To help break the cycle of inter-generational violence and improve the life circumstances of children, MSF implemented the Safe and Strong Families (SSF) programme through various community agencies. The SSF programme aims to strengthen families with child protection concerns. Families with children who are at imminent risk of being removed due to safety concerns or families with children who are ready to return home after a period in alternative care will be provided with intensive support by caseworkers from SSF community agencies. The goal is to work with parents to overcome their challenges and improve their parenting skills and family functioning to provide a safe and nurturing environment for their children.
Child Protective Service
The Child Protective Service (CPS) within MSF undertakes the statutory role in investigating and intervening in situations where children cannot remain safe with their parents or caregivers. CPS only steps in for situations that present serious child protection concerns, e.g. sexual abuse, severe neglect, serious injuries inflicted by parent/caregiver.
CPS will undertake a social investigation using evidence-based tools to assess the safety and well-being of the child. CPS will work with parents/caregivers, extended family members and community partners to ensure that the child is in a safe and stable environment. Concurrently, the police may conduct a criminal investigation and determine the action to be taken for the offence against the child.
When child protection concerns are severe and parents/caregivers are unwilling or unable to ensure the safety of children in their care, CPS will place the child in alternative care such as with extended family members or friends who can protect the child. If extended family members or friends are not suitable, CPS will then place the child in foster care or a Children’s Home. When a child is placed outside of his/her parents’ care, CPS will work with parents to reintegrate the child with his/her family as soon as possible.
Regardless of family background, all children have the right to feel safe. Together, MSF and partners in the child protection system work hand-in-hand towards the goal of keeping children safe.
To sharpen the ability of professionals to pick up safety concerns for children, MSF has trained professionals in the community (e.g. teachers, social service agency staff) to use evidence-based tools such as the Sector-Specific Screening Guide (SSSG) and Child Abuse Reporting Guide (CARG). The SSSG and CARG guide professionals on managing reports of suspected child abuse, and the follow-up thereafter to ensure the safety and well-being of the children. Visit this page to find out more about SSSG and CARG.
From 18 January 2021, MSF launched the National Anti-Violence Helpline (NAVH) as the one-stop dedicated 24-hour helpline for the reporting of violence and abuse. If you or someone you know is encountering child abuse, call the NAVH at 1800-777 0000.

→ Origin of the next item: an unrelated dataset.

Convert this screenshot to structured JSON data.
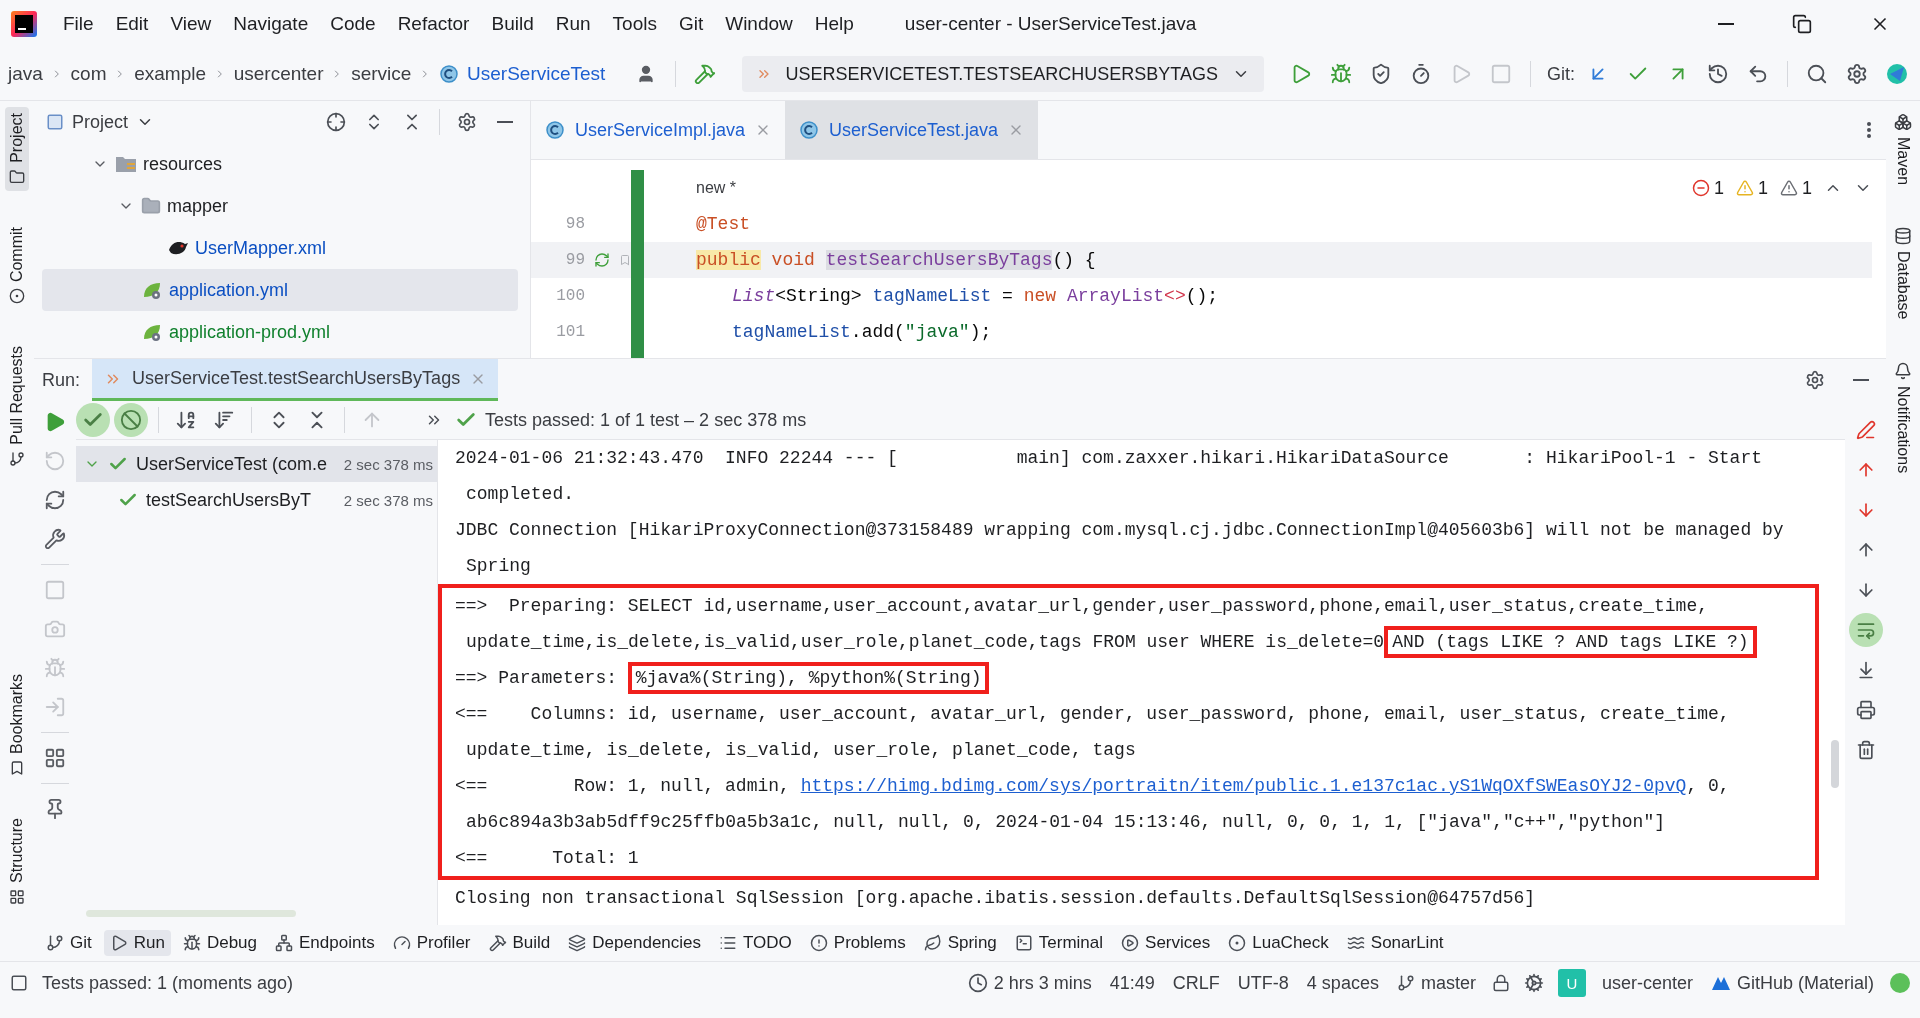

This guide on Family Preservation by Safe and Strong Families (SSF) Programme: Practitioner’s Resource Guide introduces readers to intensive family preservation in Singapore.
For information on statistics of child abuse investigations by MSF, please visit this webpage.